_INSTRUCTIONS FOR THE TASK:_ Search the records that follow and extract every line containing the string "JSON".
◇ ◇ ◇ ◇ ◇
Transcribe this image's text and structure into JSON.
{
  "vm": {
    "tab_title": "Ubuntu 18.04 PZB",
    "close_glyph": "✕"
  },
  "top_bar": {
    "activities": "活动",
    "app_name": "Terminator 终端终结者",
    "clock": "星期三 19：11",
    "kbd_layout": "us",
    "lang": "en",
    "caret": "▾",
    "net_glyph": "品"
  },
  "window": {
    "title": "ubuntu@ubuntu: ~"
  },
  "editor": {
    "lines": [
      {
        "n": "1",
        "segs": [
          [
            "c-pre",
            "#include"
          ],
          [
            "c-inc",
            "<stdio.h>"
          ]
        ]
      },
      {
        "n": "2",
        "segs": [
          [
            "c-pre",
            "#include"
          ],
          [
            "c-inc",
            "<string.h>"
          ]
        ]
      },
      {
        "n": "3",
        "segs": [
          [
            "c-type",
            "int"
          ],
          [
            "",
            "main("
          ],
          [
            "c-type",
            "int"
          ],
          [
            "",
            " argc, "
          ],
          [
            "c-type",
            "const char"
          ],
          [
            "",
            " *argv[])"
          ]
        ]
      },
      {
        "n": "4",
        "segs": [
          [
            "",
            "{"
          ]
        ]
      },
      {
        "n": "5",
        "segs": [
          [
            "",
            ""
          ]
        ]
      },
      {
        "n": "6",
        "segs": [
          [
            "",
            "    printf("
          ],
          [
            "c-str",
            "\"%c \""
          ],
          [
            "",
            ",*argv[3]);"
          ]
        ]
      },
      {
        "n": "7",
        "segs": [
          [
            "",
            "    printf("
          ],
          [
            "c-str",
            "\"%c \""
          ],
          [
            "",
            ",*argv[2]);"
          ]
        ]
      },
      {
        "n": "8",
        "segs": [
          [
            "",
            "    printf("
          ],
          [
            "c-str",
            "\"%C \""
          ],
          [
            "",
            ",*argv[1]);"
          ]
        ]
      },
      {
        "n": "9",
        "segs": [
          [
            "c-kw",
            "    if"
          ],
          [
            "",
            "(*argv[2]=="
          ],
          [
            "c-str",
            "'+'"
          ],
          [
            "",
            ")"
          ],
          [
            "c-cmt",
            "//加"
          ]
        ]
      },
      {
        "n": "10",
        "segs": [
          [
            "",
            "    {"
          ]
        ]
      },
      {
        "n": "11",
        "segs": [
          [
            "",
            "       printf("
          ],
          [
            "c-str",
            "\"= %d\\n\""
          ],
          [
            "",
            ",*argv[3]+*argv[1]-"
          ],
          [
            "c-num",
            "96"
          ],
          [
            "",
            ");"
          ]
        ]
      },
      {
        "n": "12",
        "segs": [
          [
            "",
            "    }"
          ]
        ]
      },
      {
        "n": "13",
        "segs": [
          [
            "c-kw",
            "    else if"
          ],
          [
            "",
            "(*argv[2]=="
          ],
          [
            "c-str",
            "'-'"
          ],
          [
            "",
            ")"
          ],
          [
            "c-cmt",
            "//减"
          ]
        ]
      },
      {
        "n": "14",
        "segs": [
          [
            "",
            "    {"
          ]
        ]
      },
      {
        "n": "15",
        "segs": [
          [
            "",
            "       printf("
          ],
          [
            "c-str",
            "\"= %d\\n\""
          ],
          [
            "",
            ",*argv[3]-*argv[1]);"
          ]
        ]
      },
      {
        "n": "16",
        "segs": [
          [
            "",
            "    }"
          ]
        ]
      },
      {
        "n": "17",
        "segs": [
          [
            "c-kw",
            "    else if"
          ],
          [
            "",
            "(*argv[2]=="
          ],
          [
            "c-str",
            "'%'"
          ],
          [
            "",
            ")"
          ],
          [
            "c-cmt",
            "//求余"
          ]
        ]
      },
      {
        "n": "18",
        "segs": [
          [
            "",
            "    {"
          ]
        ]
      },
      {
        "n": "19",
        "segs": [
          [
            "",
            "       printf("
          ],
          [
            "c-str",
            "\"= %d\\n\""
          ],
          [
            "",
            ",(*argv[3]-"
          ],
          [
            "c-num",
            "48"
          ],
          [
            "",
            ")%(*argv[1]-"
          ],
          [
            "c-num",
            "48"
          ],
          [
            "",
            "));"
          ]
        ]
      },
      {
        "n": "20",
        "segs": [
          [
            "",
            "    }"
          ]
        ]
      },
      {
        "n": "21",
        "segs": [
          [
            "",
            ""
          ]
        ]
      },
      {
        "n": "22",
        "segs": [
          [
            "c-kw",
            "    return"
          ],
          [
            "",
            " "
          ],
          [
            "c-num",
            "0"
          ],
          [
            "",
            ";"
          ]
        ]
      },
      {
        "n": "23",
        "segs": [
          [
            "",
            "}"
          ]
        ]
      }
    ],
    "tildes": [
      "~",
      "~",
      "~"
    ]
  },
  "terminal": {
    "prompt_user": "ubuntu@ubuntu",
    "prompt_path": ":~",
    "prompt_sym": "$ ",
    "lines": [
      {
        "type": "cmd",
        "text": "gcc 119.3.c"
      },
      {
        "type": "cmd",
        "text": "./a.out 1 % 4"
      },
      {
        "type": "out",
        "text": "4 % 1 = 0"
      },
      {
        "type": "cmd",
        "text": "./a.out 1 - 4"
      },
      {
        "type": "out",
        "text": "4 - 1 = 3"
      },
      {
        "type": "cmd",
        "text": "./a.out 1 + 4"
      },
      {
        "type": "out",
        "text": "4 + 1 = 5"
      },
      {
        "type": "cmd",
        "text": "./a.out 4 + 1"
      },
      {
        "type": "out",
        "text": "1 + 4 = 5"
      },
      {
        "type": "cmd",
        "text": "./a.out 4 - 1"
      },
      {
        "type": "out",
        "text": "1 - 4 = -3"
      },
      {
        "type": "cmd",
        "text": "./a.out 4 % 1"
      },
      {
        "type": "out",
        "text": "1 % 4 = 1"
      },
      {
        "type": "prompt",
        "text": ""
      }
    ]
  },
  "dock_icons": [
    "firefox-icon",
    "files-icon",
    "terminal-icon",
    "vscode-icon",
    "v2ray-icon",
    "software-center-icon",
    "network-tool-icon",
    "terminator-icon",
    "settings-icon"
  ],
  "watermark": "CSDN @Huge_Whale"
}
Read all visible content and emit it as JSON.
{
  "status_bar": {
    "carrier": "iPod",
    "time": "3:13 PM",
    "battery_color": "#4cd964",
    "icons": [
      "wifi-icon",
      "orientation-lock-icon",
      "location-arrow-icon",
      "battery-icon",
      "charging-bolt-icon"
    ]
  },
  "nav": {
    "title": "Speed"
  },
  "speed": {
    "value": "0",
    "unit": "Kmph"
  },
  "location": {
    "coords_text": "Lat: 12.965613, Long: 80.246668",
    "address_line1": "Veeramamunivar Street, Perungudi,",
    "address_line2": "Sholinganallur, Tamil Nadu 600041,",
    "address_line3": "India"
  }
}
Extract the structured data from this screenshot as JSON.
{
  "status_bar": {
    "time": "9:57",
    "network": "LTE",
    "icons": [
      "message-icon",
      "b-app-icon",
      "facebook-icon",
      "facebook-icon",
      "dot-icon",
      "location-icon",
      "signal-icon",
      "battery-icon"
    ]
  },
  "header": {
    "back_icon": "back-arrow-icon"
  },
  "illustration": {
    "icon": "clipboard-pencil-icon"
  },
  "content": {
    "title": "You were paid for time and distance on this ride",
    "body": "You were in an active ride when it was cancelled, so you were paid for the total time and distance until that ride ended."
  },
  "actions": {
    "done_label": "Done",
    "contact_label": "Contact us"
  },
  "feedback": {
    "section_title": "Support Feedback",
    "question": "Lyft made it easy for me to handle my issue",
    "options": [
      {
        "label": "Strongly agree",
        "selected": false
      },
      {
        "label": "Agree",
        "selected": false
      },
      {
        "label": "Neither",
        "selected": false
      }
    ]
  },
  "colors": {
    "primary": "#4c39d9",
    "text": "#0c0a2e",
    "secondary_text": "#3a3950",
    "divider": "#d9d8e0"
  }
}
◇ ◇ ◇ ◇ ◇
_REPLY TO THE TASK:_
Transcribe this image's text and structure into JSON.
Read all visible content and emit it as JSON.
Extract the structured data from this screenshot as JSON.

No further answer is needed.